The portal will directly verify Lester’s data through Security Assertion Markup Language (SAML) or OpenID standards. Once granted access, Lester will only need to log in to your company page for a quick authentication request.  Yay, you’re no longer at the mercy of Lester’s weak password skills!

Bottom line, FIM enables users of one domain (i.e., Lester’s company) to securely access data or systems of another domain (i.e., your company) seamlessly, and without the need for completely redundant user administration.

There are a lot of advantages to a Federated Identity Management (FIM) system:
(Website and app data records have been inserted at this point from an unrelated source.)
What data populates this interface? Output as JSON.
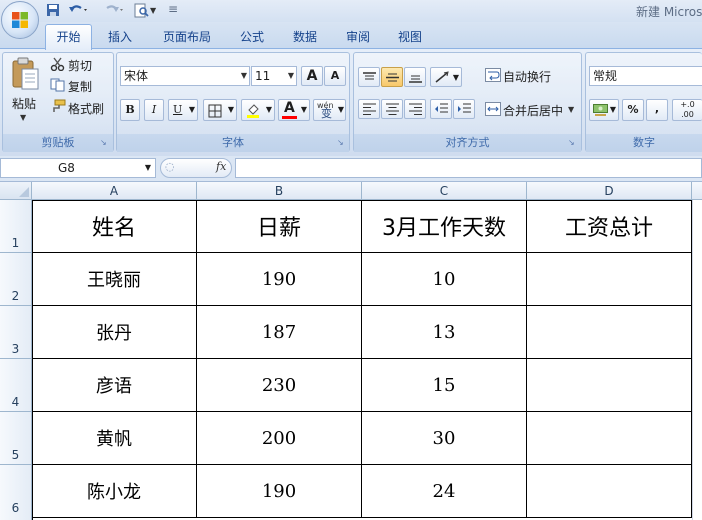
{
  "title_bar": {
    "document_title": "新建 Micros"
  },
  "quick_access": {
    "save_icon": "save-icon",
    "undo_icon": "undo-icon",
    "redo_icon": "redo-icon",
    "print_preview_icon": "print-preview-icon"
  },
  "tabs": [
    {
      "label": "开始",
      "active": true
    },
    {
      "label": "插入"
    },
    {
      "label": "页面布局"
    },
    {
      "label": "公式"
    },
    {
      "label": "数据"
    },
    {
      "label": "审阅"
    },
    {
      "label": "视图"
    }
  ],
  "ribbon": {
    "clipboard": {
      "label": "剪贴板",
      "paste": "粘贴",
      "cut": "剪切",
      "copy": "复制",
      "format_painter": "格式刷"
    },
    "font": {
      "label": "字体",
      "font_name": "宋体",
      "font_size": "11",
      "bold": "B",
      "italic": "I",
      "underline": "U",
      "grow": "A",
      "shrink": "A",
      "font_color_letter": "A",
      "wen": "wén",
      "wen_char": "变",
      "fill_color": "#ffff00",
      "font_color": "#ff0000"
    },
    "alignment": {
      "label": "对齐方式",
      "wrap_text": "自动换行",
      "merge_center": "合并后居中"
    },
    "number": {
      "label": "数字",
      "format": "常规",
      "percent": "%",
      "comma": ",",
      "increase_decimal": "+.0 .00"
    }
  },
  "formula_bar": {
    "name_box": "G8",
    "fx": "fx",
    "formula": ""
  },
  "sheet": {
    "columns": [
      "A",
      "B",
      "C",
      "D"
    ],
    "row_numbers": [
      "1",
      "2",
      "3",
      "4",
      "5",
      "6"
    ],
    "header": [
      "姓名",
      "日薪",
      "3月工作天数",
      "工资总计"
    ],
    "rows": [
      [
        "王晓丽",
        "190",
        "10",
        ""
      ],
      [
        "张丹",
        "187",
        "13",
        ""
      ],
      [
        "彦语",
        "230",
        "15",
        ""
      ],
      [
        "黄帆",
        "200",
        "30",
        ""
      ],
      [
        "陈小龙",
        "190",
        "24",
        ""
      ]
    ]
  }
}
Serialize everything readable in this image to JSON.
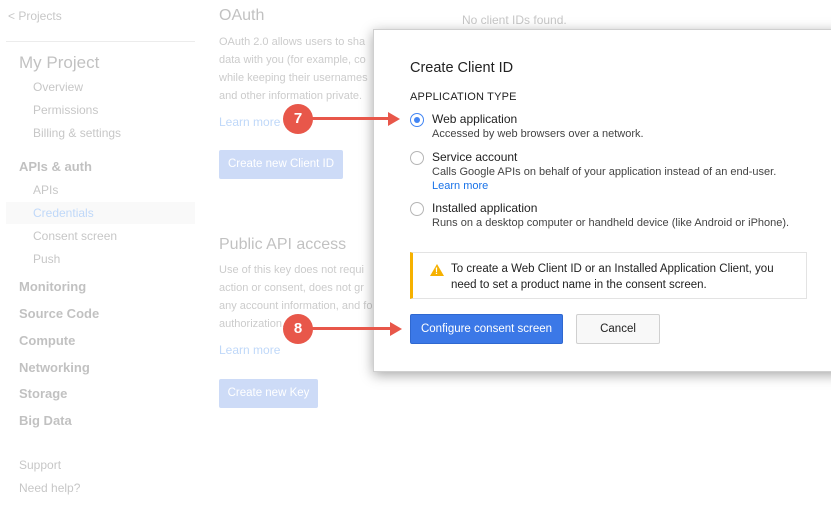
{
  "nav": {
    "back_label": "< Projects"
  },
  "sidebar": {
    "project": "My Project",
    "project_items": [
      "Overview",
      "Permissions",
      "Billing & settings"
    ],
    "apis_heading": "APIs & auth",
    "apis_items": [
      "APIs",
      "Credentials",
      "Consent screen",
      "Push"
    ],
    "sections": [
      "Monitoring",
      "Source Code",
      "Compute",
      "Networking",
      "Storage",
      "Big Data"
    ],
    "footer": [
      "Support",
      "Need help?"
    ]
  },
  "main": {
    "oauth_title": "OAuth",
    "oauth_desc": "OAuth 2.0 allows users to sha data with you (for example, co while keeping their usernames and other information private.",
    "oauth_learn_more": "Learn more",
    "create_client_button": "Create new Client ID",
    "no_client_ids": "No client IDs found.",
    "public_title": "Public API access",
    "public_desc": "Use of this key does not requi action or consent, does not gr any account information, and for authorization.",
    "public_learn_more": "Learn more",
    "create_key_button": "Create new Key"
  },
  "dialog": {
    "title": "Create Client ID",
    "section_label": "APPLICATION TYPE",
    "options": [
      {
        "label": "Web application",
        "description": "Accessed by web browsers over a network.",
        "checked": true
      },
      {
        "label": "Service account",
        "description": "Calls Google APIs on behalf of your application instead of an end-user.",
        "link": "Learn more",
        "checked": false
      },
      {
        "label": "Installed application",
        "description": "Runs on a desktop computer or handheld device (like Android or iPhone).",
        "checked": false
      }
    ],
    "warning": "To create a Web Client ID or an Installed Application Client, you need to set a product name in the consent screen.",
    "primary_button": "Configure consent screen",
    "cancel_button": "Cancel"
  },
  "callouts": {
    "step_a": "7",
    "step_b": "8"
  },
  "colors": {
    "accent": "#4285f4",
    "callout": "#e8574a",
    "warning": "#f6b100"
  }
}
  • Versatility. FIM allows users to access data with the utmost ease while still offering a safeguard against data breaches.
  • Reduced security risks as users can use their own credentials to access resources instead of needing new credentials created. Also, users won’t need to create separate usernames/passwords for every application they use.
  • You can reduce administrative overhead and headaches. Admins don’t have to spend as much time creating accounts and managing credentials.

This streamlined approach alleviates users from having to log in to each network, application, or portal every time they need to access it, creating a more secure environment.
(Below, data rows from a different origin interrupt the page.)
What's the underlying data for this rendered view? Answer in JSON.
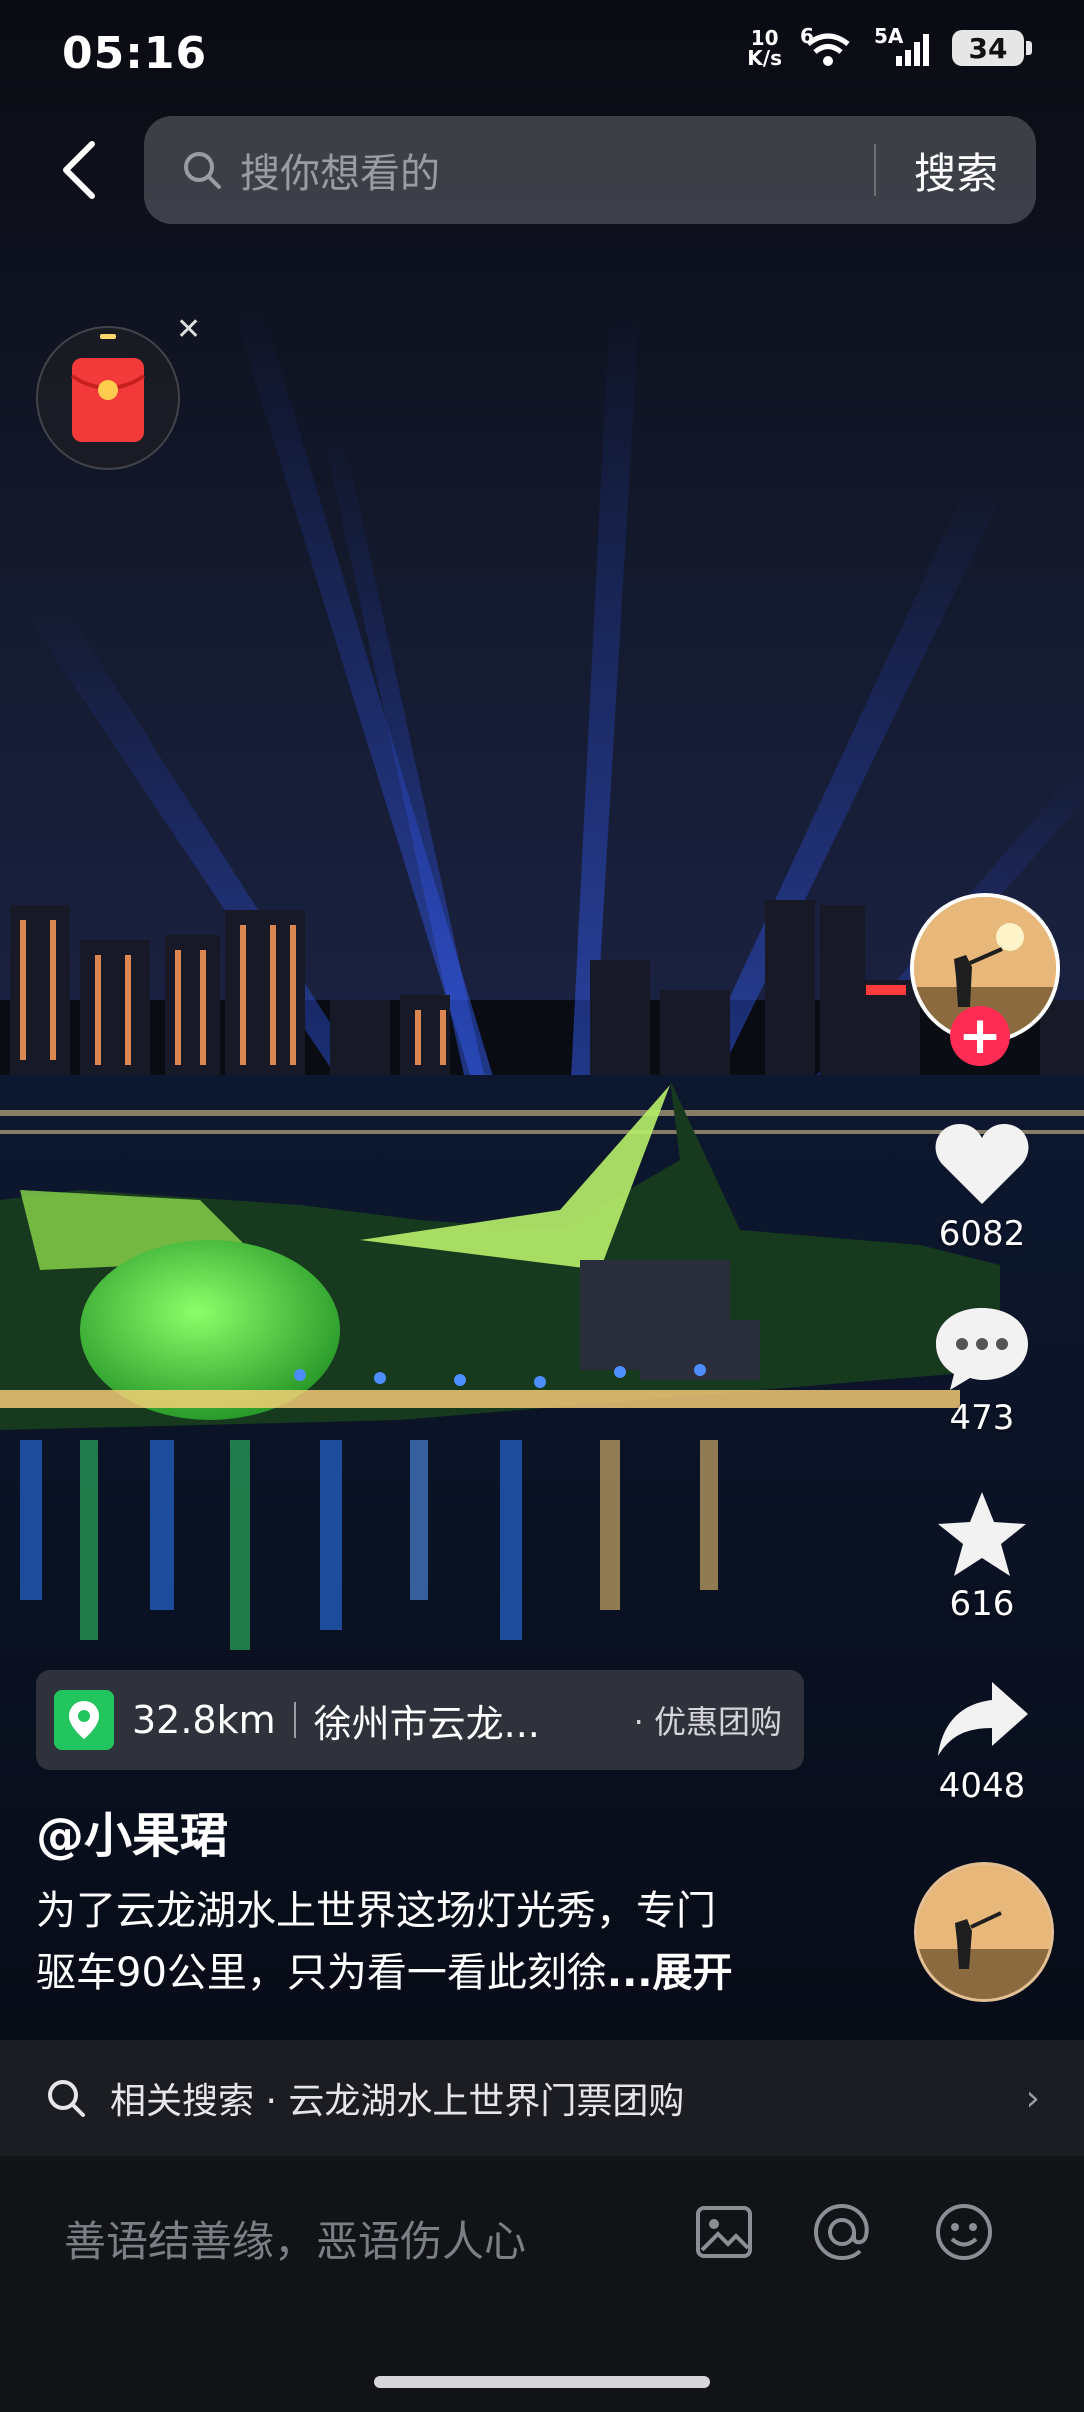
{
  "status": {
    "time": "05:16",
    "netspeed_value": "10",
    "netspeed_unit": "K/s",
    "wifi_label": "6",
    "signal_label": "5A",
    "battery": "34"
  },
  "search": {
    "placeholder": "搜你想看的",
    "button": "搜索"
  },
  "rail": {
    "likes": "6082",
    "comments": "473",
    "favorites": "616",
    "shares": "4048"
  },
  "location": {
    "distance": "32.8km",
    "name": "徐州市云龙...",
    "deal": "· 优惠团购"
  },
  "author": "@小果珺",
  "description": {
    "line1": "为了云龙湖水上世界这场灯光秀，专门",
    "line2": "驱车90公里，只为看一看此刻徐",
    "more": "...展开"
  },
  "related": {
    "text": "相关搜索 · 云龙湖水上世界门票团购",
    "arrow": "›"
  },
  "comment": {
    "placeholder": "善语结善缘，恶语伤人心"
  },
  "colors": {
    "accent_red": "#fe2c55",
    "location_green": "#22c55e"
  }
}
There are some cons to FIM, however, including:

  • Your organization is placing trust in Lester’s organization to properly vet and manage Lester’s access. That’s a lot of power for you to hand over. How can you be sure Lester should be trusted to access his own’s company’s resources, let alone yours?
  • It can take a long time to implement, as IT teams must agree upon platform processes for not only the technology, but also the agreements, policies, standards, and other elements that define how the service is implemented. That takes time!


How to Achieve a Zero Trust FIM System

Unfortunately, many organizations fall for the trap of assuming that once they’ve implemented a FIM system, they’ve achieved zero trust.  That is NOT the case!  It’s a step in the right direction, but FIM alone is not enough to achieve zero trust.

With your organization using more third-party workers and more devices, you need to be equipped to stop the next Lester from wreaking havoc on your company.  And even with FIM implemented, a zero trust approach often runs into challenges as more and different kinds of users (in-office, remote, contractors, seasonal help), devices (mobile, bots, IoT), and data storage (drive, cloud, edge) are utilized.

The good news is a zero trust FIM system IS obtainable. As organizations strive to reduce their attack surface to mitigate the risk of a breach, those utilizing a federation system can also leverage an identity authority platform that allows them to vet each person’s identity before they’re granted access. This powerful combo takes the efficiency and scalability of federation and pairs it with an automated, centralized platform to accurately manage identity.

Organizations are then allowed to verify that each user – not just the partner or vendor the user is associated with – is who they claim to be.  i.e., we’ll be able to tell that Lester is Lester and not a cybercriminal posing as Lester (or someone else from Lester’s company whom we don’t know).


SecZetta’s Third-Party Identity Risk Solution

At SecZetta, we enable organizations to layer a robust identity authority with an existing federation system to actively authenticate and revalidate all users before they’re granted access. This granular level of identity-based trust is at the core of zero trust and every organization’s goal of keeping its assets safe.  Should that trust be broken at any point by a detected incident, or an individual’s job status has simply changed, SecZetta can immediately notify necessary systems to ensure access is disabled, thus safeguarding sensitive material.

SecZetta’s solution is rooted in zero trust, the no-code system configuration is simple to use, integrates swiftly with peripheral systems through an open API, and allows organizations to execute risk-based identity access and lifecycle strategies for all third-party non-employee populations.

To learn more about how your company can achieve zero trust and protect yourself from the Lester’s of the world, click here, or request a demo from a SecZetta team member.